• Action item
I would like you to return all of the records exactly as they stand.

---

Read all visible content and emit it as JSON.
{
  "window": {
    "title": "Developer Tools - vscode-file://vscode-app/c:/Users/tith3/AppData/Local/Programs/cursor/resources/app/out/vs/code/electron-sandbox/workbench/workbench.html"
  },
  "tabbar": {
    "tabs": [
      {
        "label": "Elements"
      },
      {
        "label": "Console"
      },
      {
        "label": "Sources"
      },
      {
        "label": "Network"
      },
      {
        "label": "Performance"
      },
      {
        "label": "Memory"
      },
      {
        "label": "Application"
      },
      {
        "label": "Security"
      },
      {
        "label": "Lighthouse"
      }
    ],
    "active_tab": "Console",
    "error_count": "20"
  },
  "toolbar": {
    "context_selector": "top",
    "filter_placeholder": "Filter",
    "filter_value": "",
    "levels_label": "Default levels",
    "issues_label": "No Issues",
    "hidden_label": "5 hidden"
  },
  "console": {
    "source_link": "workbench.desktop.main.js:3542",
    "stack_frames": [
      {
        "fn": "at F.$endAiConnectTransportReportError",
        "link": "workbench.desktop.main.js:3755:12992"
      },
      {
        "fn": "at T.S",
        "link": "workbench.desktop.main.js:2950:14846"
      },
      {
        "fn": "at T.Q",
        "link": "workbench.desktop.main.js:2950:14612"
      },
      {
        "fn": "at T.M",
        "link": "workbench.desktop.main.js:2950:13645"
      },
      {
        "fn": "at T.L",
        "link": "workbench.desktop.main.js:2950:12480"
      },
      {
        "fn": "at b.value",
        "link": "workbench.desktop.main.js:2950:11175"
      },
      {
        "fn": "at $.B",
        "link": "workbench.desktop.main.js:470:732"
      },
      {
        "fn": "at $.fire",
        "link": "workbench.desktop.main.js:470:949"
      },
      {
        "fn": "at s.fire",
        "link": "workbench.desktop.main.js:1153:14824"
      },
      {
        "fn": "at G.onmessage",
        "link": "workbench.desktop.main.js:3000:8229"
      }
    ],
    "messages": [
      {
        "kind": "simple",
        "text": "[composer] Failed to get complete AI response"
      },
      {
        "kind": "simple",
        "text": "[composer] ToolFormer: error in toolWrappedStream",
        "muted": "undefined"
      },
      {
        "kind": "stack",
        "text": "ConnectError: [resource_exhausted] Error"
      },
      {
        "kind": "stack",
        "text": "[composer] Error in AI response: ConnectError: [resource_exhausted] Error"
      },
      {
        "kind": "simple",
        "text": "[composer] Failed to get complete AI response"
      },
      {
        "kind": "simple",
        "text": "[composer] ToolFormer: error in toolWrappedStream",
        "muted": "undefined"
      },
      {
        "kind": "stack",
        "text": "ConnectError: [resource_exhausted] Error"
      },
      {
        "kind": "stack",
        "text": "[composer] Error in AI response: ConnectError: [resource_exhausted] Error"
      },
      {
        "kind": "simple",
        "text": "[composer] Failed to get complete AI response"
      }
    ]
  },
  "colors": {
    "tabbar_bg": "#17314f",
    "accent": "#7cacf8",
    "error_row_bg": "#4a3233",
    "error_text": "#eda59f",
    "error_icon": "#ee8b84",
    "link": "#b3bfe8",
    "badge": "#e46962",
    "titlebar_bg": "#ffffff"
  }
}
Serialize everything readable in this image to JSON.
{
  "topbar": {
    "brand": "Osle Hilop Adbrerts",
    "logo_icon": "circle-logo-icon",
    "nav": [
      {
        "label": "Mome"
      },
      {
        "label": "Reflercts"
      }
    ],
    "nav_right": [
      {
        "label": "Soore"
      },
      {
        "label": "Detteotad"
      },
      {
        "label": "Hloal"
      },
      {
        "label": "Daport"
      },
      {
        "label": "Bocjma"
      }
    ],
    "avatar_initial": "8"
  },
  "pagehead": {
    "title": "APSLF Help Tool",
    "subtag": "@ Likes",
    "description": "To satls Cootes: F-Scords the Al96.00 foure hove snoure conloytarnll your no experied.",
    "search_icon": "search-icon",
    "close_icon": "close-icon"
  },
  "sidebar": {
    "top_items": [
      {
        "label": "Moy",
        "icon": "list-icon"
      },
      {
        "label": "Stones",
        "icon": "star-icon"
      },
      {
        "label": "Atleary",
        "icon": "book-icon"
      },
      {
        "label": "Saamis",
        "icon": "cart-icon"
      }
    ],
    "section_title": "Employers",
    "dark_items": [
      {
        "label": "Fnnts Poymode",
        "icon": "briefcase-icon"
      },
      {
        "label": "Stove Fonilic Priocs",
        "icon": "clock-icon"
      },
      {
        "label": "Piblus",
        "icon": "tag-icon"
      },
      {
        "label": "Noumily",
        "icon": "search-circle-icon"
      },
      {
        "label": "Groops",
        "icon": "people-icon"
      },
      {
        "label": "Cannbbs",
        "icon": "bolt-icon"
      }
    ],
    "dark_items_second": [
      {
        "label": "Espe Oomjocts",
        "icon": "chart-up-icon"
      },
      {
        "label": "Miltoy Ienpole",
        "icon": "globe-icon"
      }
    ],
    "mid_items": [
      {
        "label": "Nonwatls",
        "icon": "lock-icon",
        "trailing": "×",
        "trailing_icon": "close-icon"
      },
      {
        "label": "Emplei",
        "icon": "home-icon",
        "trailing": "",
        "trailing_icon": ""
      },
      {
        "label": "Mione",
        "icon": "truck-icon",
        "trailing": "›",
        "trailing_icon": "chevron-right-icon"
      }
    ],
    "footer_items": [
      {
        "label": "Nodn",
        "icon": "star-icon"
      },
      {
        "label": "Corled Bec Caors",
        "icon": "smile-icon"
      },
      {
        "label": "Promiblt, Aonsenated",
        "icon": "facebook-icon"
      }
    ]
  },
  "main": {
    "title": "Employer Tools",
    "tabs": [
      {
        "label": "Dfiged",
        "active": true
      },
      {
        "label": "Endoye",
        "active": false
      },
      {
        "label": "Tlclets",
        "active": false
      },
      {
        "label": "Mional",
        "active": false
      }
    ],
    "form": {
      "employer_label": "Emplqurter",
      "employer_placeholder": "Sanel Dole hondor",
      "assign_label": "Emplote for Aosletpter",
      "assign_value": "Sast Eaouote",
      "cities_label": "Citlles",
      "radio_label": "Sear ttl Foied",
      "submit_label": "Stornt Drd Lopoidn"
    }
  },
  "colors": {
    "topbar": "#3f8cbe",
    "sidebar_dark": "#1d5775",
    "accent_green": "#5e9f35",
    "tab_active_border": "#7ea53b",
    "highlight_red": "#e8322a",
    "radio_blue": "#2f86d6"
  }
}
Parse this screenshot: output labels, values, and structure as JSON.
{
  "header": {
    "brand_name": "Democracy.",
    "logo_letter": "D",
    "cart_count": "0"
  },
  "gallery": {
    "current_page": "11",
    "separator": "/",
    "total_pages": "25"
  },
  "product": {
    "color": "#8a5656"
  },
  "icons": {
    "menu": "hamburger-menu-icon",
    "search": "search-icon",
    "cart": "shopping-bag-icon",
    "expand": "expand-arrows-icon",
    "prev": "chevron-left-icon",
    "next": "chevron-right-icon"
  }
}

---

• Response to this exercise
Read all visible content and emit it as JSON.
{
  "window": {
    "title": "Developer Tools - vscode-file://vscode-app/c:/Users/tith3/AppData/Local/Programs/cursor/resources/app/out/vs/code/electron-sandbox/workbench/workbench.html"
  },
  "tabbar": {
    "tabs": [
      {
        "label": "Elements"
      },
      {
        "label": "Console"
      },
      {
        "label": "Sources"
      },
      {
        "label": "Network"
      },
      {
        "label": "Performance"
      },
      {
        "label": "Memory"
      },
      {
        "label": "Application"
      },
      {
        "label": "Security"
      },
      {
        "label": "Lighthouse"
      }
    ],
    "active_tab": "Console",
    "error_count": "20"
  },
  "toolbar": {
    "context_selector": "top",
    "filter_placeholder": "Filter",
    "filter_value": "",
    "levels_label": "Default levels",
    "issues_label": "No Issues",
    "hidden_label": "5 hidden"
  },
  "console": {
    "source_link": "workbench.desktop.main.js:3542",
    "stack_frames": [
      {
        "fn": "at F.$endAiConnectTransportReportError",
        "link": "workbench.desktop.main.js:3755:12992"
      },
      {
        "fn": "at T.S",
        "link": "workbench.desktop.main.js:2950:14846"
      },
      {
        "fn": "at T.Q",
        "link": "workbench.desktop.main.js:2950:14612"
      },
      {
        "fn": "at T.M",
        "link": "workbench.desktop.main.js:2950:13645"
      },
      {
        "fn": "at T.L",
        "link": "workbench.desktop.main.js:2950:12480"
      },
      {
        "fn": "at b.value",
        "link": "workbench.desktop.main.js:2950:11175"
      },
      {
        "fn": "at $.B",
        "link": "workbench.desktop.main.js:470:732"
      },
      {
        "fn": "at $.fire",
        "link": "workbench.desktop.main.js:470:949"
      },
      {
        "fn": "at s.fire",
        "link": "workbench.desktop.main.js:1153:14824"
      },
      {
        "fn": "at G.onmessage",
        "link": "workbench.desktop.main.js:3000:8229"
      }
    ],
    "messages": [
      {
        "kind": "simple",
        "text": "[composer] Failed to get complete AI response"
      },
      {
        "kind": "simple",
        "text": "[composer] ToolFormer: error in toolWrappedStream",
        "muted": "undefined"
      },
      {
        "kind": "stack",
        "text": "ConnectError: [resource_exhausted] Error"
      },
      {
        "kind": "stack",
        "text": "[composer] Error in AI response: ConnectError: [resource_exhausted] Error"
      },
      {
        "kind": "simple",
        "text": "[composer] Failed to get complete AI response"
      },
      {
        "kind": "simple",
        "text": "[composer] ToolFormer: error in toolWrappedStream",
        "muted": "undefined"
      },
      {
        "kind": "stack",
        "text": "ConnectError: [resource_exhausted] Error"
      },
      {
        "kind": "stack",
        "text": "[composer] Error in AI response: ConnectError: [resource_exhausted] Error"
      },
      {
        "kind": "simple",
        "text": "[composer] Failed to get complete AI response"
      }
    ]
  },
  "colors": {
    "tabbar_bg": "#17314f",
    "accent": "#7cacf8",
    "error_row_bg": "#4a3233",
    "error_text": "#eda59f",
    "error_icon": "#ee8b84",
    "link": "#b3bfe8",
    "badge": "#e46962",
    "titlebar_bg": "#ffffff"
  }
}
Serialize everything readable in this image to JSON.
{
  "topbar": {
    "brand": "Osle Hilop Adbrerts",
    "logo_icon": "circle-logo-icon",
    "nav": [
      {
        "label": "Mome"
      },
      {
        "label": "Reflercts"
      }
    ],
    "nav_right": [
      {
        "label": "Soore"
      },
      {
        "label": "Detteotad"
      },
      {
        "label": "Hloal"
      },
      {
        "label": "Daport"
      },
      {
        "label": "Bocjma"
      }
    ],
    "avatar_initial": "8"
  },
  "pagehead": {
    "title": "APSLF Help Tool",
    "subtag": "@ Likes",
    "description": "To satls Cootes: F-Scords the Al96.00 foure hove snoure conloytarnll your no experied.",
    "search_icon": "search-icon",
    "close_icon": "close-icon"
  },
  "sidebar": {
    "top_items": [
      {
        "label": "Moy",
        "icon": "list-icon"
      },
      {
        "label": "Stones",
        "icon": "star-icon"
      },
      {
        "label": "Atleary",
        "icon": "book-icon"
      },
      {
        "label": "Saamis",
        "icon": "cart-icon"
      }
    ],
    "section_title": "Employers",
    "dark_items": [
      {
        "label": "Fnnts Poymode",
        "icon": "briefcase-icon"
      },
      {
        "label": "Stove Fonilic Priocs",
        "icon": "clock-icon"
      },
      {
        "label": "Piblus",
        "icon": "tag-icon"
      },
      {
        "label": "Noumily",
        "icon": "search-circle-icon"
      },
      {
        "label": "Groops",
        "icon": "people-icon"
      },
      {
        "label": "Cannbbs",
        "icon": "bolt-icon"
      }
    ],
    "dark_items_second": [
      {
        "label": "Espe Oomjocts",
        "icon": "chart-up-icon"
      },
      {
        "label": "Miltoy Ienpole",
        "icon": "globe-icon"
      }
    ],
    "mid_items": [
      {
        "label": "Nonwatls",
        "icon": "lock-icon",
        "trailing": "×",
        "trailing_icon": "close-icon"
      },
      {
        "label": "Emplei",
        "icon": "home-icon",
        "trailing": "",
        "trailing_icon": ""
      },
      {
        "label": "Mione",
        "icon": "truck-icon",
        "trailing": "›",
        "trailing_icon": "chevron-right-icon"
      }
    ],
    "footer_items": [
      {
        "label": "Nodn",
        "icon": "star-icon"
      },
      {
        "label": "Corled Bec Caors",
        "icon": "smile-icon"
      },
      {
        "label": "Promiblt, Aonsenated",
        "icon": "facebook-icon"
      }
    ]
  },
  "main": {
    "title": "Employer Tools",
    "tabs": [
      {
        "label": "Dfiged",
        "active": true
      },
      {
        "label": "Endoye",
        "active": false
      },
      {
        "label": "Tlclets",
        "active": false
      },
      {
        "label": "Mional",
        "active": false
      }
    ],
    "form": {
      "employer_label": "Emplqurter",
      "employer_placeholder": "Sanel Dole hondor",
      "assign_label": "Emplote for Aosletpter",
      "assign_value": "Sast Eaouote",
      "cities_label": "Citlles",
      "radio_label": "Sear ttl Foied",
      "submit_label": "Stornt Drd Lopoidn"
    }
  },
  "colors": {
    "topbar": "#3f8cbe",
    "sidebar_dark": "#1d5775",
    "accent_green": "#5e9f35",
    "tab_active_border": "#7ea53b",
    "highlight_red": "#e8322a",
    "radio_blue": "#2f86d6"
  }
}
Parse this screenshot: output labels, values, and structure as JSON.
{
  "header": {
    "brand_name": "Democracy.",
    "logo_letter": "D",
    "cart_count": "0"
  },
  "gallery": {
    "current_page": "11",
    "separator": "/",
    "total_pages": "25"
  },
  "product": {
    "color": "#8a5656"
  },
  "icons": {
    "menu": "hamburger-menu-icon",
    "search": "search-icon",
    "cart": "shopping-bag-icon",
    "expand": "expand-arrows-icon",
    "prev": "chevron-left-icon",
    "next": "chevron-right-icon"
  }
}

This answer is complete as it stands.